Because most U.S. colleges grant college credit for AP scores, earning a "good" score on the AP exam is important -- not to mention the potential added bonus of earning additional awards and recognition for high scores. So now you know that you'll be rewarded for good scores, but you're not certain what qualifies as a good score. It fits into the exam's 1-5 point scale.

The 5-Point AP Score

A qualified AP score can get you much credit than a thumbs up.
A qualified AP score can get you much credit than a thumbs up.

On AP tests, scores are calculated based on a weighted combination of multiple-choice sections and free-response sections. The College Board defines scores as follows:

5=extremely well qualified 4=well qualified 3=qualified 2=possibly qualified 1=no recommendation

The College Board notes that "qualified" means a student has proven himself capable of doing the work of an intro-level college course.

The Multiple-Choice Section

For most AP exams, the multiple-choice section is scored by computer. According to the College Board, each answer sheet is scanned, and the multiple-choice score is based on the number of correct responses.That number is then combined with the free-response section for a composite score.

So What's "Good?"

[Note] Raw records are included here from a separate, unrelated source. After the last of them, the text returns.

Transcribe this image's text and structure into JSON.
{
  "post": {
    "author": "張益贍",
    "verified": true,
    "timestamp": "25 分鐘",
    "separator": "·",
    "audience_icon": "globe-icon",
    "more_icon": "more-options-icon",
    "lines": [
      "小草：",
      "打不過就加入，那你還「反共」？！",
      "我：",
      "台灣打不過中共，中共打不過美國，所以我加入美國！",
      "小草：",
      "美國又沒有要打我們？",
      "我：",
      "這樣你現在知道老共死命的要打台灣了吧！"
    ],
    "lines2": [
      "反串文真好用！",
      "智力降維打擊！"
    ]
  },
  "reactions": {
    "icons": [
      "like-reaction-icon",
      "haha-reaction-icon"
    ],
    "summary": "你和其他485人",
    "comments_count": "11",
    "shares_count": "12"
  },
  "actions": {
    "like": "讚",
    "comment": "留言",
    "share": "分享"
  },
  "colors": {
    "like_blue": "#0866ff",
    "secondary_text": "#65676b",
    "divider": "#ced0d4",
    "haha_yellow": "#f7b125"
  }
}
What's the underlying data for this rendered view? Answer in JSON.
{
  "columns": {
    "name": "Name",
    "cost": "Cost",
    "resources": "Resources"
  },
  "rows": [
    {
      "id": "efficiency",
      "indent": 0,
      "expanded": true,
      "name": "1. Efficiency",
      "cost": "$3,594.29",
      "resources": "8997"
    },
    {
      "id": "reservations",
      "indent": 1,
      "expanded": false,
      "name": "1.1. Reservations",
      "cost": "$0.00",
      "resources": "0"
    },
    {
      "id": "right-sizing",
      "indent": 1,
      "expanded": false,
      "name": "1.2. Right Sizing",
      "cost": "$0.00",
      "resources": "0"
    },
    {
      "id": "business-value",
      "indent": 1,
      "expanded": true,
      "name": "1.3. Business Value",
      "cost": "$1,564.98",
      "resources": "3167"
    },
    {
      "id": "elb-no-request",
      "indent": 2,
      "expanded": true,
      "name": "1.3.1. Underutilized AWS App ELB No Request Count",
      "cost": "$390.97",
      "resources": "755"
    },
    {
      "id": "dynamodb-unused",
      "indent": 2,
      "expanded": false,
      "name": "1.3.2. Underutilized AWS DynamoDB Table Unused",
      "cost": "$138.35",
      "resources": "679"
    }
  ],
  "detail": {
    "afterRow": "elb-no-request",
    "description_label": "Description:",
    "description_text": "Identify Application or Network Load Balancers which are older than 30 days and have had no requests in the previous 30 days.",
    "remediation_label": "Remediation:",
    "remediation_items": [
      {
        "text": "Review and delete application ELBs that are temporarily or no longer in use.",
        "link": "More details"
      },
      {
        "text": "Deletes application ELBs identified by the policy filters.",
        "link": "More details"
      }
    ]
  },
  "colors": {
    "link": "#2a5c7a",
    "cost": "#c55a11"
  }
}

In terms of the AP exam, "qualified" and "good" are pretty synonymous. Technically, it takes a score of a 3, 4 or 5 to be granted college credit at most schools -- although each college has its own policies on accepting AP credit.